The problem:
Output the entries below so that they read exactly as they do now.

[Recorded data]
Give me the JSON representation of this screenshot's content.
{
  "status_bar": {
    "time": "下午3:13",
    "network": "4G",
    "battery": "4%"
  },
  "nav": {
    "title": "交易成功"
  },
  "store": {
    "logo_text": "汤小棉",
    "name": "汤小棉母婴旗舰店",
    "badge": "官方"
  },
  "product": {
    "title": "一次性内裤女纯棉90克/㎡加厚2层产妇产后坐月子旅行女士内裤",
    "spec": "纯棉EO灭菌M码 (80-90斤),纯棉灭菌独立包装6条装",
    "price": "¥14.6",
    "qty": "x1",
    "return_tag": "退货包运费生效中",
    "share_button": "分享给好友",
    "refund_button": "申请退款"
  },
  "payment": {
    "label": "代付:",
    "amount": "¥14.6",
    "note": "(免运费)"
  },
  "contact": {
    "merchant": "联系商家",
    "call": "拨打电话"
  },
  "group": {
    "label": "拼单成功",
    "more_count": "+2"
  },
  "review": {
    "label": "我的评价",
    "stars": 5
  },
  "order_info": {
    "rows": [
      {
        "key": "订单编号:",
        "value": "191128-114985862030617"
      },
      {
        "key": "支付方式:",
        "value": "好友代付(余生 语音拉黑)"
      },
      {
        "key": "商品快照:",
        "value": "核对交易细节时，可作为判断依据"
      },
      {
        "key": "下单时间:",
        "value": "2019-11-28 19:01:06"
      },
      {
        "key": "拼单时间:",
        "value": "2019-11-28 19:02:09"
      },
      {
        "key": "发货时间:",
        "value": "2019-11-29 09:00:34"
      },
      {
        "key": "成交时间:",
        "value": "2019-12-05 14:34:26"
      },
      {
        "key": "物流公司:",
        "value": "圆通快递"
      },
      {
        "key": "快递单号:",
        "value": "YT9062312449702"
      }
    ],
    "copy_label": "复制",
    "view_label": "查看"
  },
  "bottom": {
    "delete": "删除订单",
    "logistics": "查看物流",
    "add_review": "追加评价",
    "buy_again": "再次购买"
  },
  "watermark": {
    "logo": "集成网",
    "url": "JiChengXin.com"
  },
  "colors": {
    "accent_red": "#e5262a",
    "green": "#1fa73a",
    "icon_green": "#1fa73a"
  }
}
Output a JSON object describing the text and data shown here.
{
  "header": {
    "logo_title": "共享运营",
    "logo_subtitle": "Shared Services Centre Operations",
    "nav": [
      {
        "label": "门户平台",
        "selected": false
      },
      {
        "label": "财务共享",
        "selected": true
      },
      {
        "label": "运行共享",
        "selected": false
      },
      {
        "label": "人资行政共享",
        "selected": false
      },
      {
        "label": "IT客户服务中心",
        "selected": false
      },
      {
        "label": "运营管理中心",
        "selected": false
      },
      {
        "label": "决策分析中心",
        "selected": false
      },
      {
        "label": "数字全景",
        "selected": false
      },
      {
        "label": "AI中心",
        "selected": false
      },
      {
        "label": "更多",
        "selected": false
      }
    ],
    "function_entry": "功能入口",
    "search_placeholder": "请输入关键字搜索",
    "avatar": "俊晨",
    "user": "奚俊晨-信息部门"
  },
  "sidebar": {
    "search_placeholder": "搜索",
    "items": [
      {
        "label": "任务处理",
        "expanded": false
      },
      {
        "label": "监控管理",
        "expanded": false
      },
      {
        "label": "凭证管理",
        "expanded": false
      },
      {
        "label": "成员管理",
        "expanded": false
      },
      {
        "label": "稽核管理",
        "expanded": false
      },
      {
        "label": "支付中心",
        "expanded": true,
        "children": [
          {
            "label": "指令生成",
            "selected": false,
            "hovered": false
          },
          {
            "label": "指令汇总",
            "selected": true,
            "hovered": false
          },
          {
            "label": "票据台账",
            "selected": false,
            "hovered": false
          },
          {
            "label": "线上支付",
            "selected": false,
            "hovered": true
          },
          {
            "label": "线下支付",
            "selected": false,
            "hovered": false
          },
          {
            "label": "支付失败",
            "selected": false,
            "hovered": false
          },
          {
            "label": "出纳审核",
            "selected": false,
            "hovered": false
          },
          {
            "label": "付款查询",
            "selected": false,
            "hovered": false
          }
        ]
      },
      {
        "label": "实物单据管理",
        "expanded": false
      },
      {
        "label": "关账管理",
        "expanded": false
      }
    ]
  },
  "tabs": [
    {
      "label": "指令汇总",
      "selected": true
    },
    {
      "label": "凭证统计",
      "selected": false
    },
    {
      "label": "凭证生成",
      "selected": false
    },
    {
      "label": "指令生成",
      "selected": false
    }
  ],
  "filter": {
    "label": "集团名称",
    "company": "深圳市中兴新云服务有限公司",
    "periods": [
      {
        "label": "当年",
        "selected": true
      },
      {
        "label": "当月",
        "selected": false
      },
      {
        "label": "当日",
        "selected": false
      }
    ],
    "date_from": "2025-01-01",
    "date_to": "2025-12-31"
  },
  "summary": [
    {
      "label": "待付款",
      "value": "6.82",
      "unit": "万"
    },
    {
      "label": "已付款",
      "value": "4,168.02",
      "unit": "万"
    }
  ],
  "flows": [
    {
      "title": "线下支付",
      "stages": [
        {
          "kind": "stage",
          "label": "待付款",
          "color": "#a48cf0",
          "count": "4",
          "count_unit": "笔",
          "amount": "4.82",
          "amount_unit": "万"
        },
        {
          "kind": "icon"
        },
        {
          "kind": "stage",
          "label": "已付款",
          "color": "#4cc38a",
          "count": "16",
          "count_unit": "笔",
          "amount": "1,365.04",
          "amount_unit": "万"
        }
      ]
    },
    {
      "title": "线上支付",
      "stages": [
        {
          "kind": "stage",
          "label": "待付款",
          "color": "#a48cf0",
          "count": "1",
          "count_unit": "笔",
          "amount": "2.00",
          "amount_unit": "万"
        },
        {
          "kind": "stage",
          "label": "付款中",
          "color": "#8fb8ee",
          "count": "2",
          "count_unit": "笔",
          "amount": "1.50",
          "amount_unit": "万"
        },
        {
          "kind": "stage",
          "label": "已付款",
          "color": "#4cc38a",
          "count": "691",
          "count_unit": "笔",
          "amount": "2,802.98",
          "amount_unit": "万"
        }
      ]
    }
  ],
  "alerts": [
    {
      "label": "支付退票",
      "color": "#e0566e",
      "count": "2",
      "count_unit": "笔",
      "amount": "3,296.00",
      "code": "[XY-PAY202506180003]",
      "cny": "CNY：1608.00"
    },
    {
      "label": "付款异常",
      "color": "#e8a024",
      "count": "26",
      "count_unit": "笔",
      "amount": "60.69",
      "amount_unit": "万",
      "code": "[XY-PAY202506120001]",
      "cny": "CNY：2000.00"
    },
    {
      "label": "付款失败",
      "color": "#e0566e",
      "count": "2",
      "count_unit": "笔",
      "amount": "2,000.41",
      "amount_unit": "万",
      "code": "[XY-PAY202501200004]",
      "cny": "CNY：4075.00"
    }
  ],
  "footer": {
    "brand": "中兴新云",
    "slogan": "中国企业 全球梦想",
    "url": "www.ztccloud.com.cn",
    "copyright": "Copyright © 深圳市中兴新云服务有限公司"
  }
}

Answer to this task:
Give me the JSON representation of this screenshot's content.
{
  "status_bar": {
    "time": "下午3:13",
    "network": "4G",
    "battery": "4%"
  },
  "nav": {
    "title": "交易成功"
  },
  "store": {
    "logo_text": "汤小棉",
    "name": "汤小棉母婴旗舰店",
    "badge": "官方"
  },
  "product": {
    "title": "一次性内裤女纯棉90克/㎡加厚2层产妇产后坐月子旅行女士内裤",
    "spec": "纯棉EO灭菌M码 (80-90斤),纯棉灭菌独立包装6条装",
    "price": "¥14.6",
    "qty": "x1",
    "return_tag": "退货包运费生效中",
    "share_button": "分享给好友",
    "refund_button": "申请退款"
  },
  "payment": {
    "label": "代付:",
    "amount": "¥14.6",
    "note": "(免运费)"
  },
  "contact": {
    "merchant": "联系商家",
    "call": "拨打电话"
  },
  "group": {
    "label": "拼单成功",
    "more_count": "+2"
  },
  "review": {
    "label": "我的评价",
    "stars": 5
  },
  "order_info": {
    "rows": [
      {
        "key": "订单编号:",
        "value": "191128-114985862030617"
      },
      {
        "key": "支付方式:",
        "value": "好友代付(余生 语音拉黑)"
      },
      {
        "key": "商品快照:",
        "value": "核对交易细节时，可作为判断依据"
      },
      {
        "key": "下单时间:",
        "value": "2019-11-28 19:01:06"
      },
      {
        "key": "拼单时间:",
        "value": "2019-11-28 19:02:09"
      },
      {
        "key": "发货时间:",
        "value": "2019-11-29 09:00:34"
      },
      {
        "key": "成交时间:",
        "value": "2019-12-05 14:34:26"
      },
      {
        "key": "物流公司:",
        "value": "圆通快递"
      },
      {
        "key": "快递单号:",
        "value": "YT9062312449702"
      }
    ],
    "copy_label": "复制",
    "view_label": "查看"
  },
  "bottom": {
    "delete": "删除订单",
    "logistics": "查看物流",
    "add_review": "追加评价",
    "buy_again": "再次购买"
  },
  "watermark": {
    "logo": "集成网",
    "url": "JiChengXin.com"
  },
  "colors": {
    "accent_red": "#e5262a",
    "green": "#1fa73a",
    "icon_green": "#1fa73a"
  }
}
Output a JSON object describing the text and data shown here.
{
  "header": {
    "logo_title": "共享运营",
    "logo_subtitle": "Shared Services Centre Operations",
    "nav": [
      {
        "label": "门户平台",
        "selected": false
      },
      {
        "label": "财务共享",
        "selected": true
      },
      {
        "label": "运行共享",
        "selected": false
      },
      {
        "label": "人资行政共享",
        "selected": false
      },
      {
        "label": "IT客户服务中心",
        "selected": false
      },
      {
        "label": "运营管理中心",
        "selected": false
      },
      {
        "label": "决策分析中心",
        "selected": false
      },
      {
        "label": "数字全景",
        "selected": false
      },
      {
        "label": "AI中心",
        "selected": false
      },
      {
        "label": "更多",
        "selected": false
      }
    ],
    "function_entry": "功能入口",
    "search_placeholder": "请输入关键字搜索",
    "avatar": "俊晨",
    "user": "奚俊晨-信息部门"
  },
  "sidebar": {
    "search_placeholder": "搜索",
    "items": [
      {
        "label": "任务处理",
        "expanded": false
      },
      {
        "label": "监控管理",
        "expanded": false
      },
      {
        "label": "凭证管理",
        "expanded": false
      },
      {
        "label": "成员管理",
        "expanded": false
      },
      {
        "label": "稽核管理",
        "expanded": false
      },
      {
        "label": "支付中心",
        "expanded": true,
        "children": [
          {
            "label": "指令生成",
            "selected": false,
            "hovered": false
          },
          {
            "label": "指令汇总",
            "selected": true,
            "hovered": false
          },
          {
            "label": "票据台账",
            "selected": false,
            "hovered": false
          },
          {
            "label": "线上支付",
            "selected": false,
            "hovered": true
          },
          {
            "label": "线下支付",
            "selected": false,
            "hovered": false
          },
          {
            "label": "支付失败",
            "selected": false,
            "hovered": false
          },
          {
            "label": "出纳审核",
            "selected": false,
            "hovered": false
          },
          {
            "label": "付款查询",
            "selected": false,
            "hovered": false
          }
        ]
      },
      {
        "label": "实物单据管理",
        "expanded": false
      },
      {
        "label": "关账管理",
        "expanded": false
      }
    ]
  },
  "tabs": [
    {
      "label": "指令汇总",
      "selected": true
    },
    {
      "label": "凭证统计",
      "selected": false
    },
    {
      "label": "凭证生成",
      "selected": false
    },
    {
      "label": "指令生成",
      "selected": false
    }
  ],
  "filter": {
    "label": "集团名称",
    "company": "深圳市中兴新云服务有限公司",
    "periods": [
      {
        "label": "当年",
        "selected": true
      },
      {
        "label": "当月",
        "selected": false
      },
      {
        "label": "当日",
        "selected": false
      }
    ],
    "date_from": "2025-01-01",
    "date_to": "2025-12-31"
  },
  "summary": [
    {
      "label": "待付款",
      "value": "6.82",
      "unit": "万"
    },
    {
      "label": "已付款",
      "value": "4,168.02",
      "unit": "万"
    }
  ],
  "flows": [
    {
      "title": "线下支付",
      "stages": [
        {
          "kind": "stage",
          "label": "待付款",
          "color": "#a48cf0",
          "count": "4",
          "count_unit": "笔",
          "amount": "4.82",
          "amount_unit": "万"
        },
        {
          "kind": "icon"
        },
        {
          "kind": "stage",
          "label": "已付款",
          "color": "#4cc38a",
          "count": "16",
          "count_unit": "笔",
          "amount": "1,365.04",
          "amount_unit": "万"
        }
      ]
    },
    {
      "title": "线上支付",
      "stages": [
        {
          "kind": "stage",
          "label": "待付款",
          "color": "#a48cf0",
          "count": "1",
          "count_unit": "笔",
          "amount": "2.00",
          "amount_unit": "万"
        },
        {
          "kind": "stage",
          "label": "付款中",
          "color": "#8fb8ee",
          "count": "2",
          "count_unit": "笔",
          "amount": "1.50",
          "amount_unit": "万"
        },
        {
          "kind": "stage",
          "label": "已付款",
          "color": "#4cc38a",
          "count": "691",
          "count_unit": "笔",
          "amount": "2,802.98",
          "amount_unit": "万"
        }
      ]
    }
  ],
  "alerts": [
    {
      "label": "支付退票",
      "color": "#e0566e",
      "count": "2",
      "count_unit": "笔",
      "amount": "3,296.00",
      "code": "[XY-PAY202506180003]",
      "cny": "CNY：1608.00"
    },
    {
      "label": "付款异常",
      "color": "#e8a024",
      "count": "26",
      "count_unit": "笔",
      "amount": "60.69",
      "amount_unit": "万",
      "code": "[XY-PAY202506120001]",
      "cny": "CNY：2000.00"
    },
    {
      "label": "付款失败",
      "color": "#e0566e",
      "count": "2",
      "count_unit": "笔",
      "amount": "2,000.41",
      "amount_unit": "万",
      "code": "[XY-PAY202501200004]",
      "cny": "CNY：4075.00"
    }
  ],
  "footer": {
    "brand": "中兴新云",
    "slogan": "中国企业 全球梦想",
    "url": "www.ztccloud.com.cn",
    "copyright": "Copyright © 深圳市中兴新云服务有限公司"
  }
}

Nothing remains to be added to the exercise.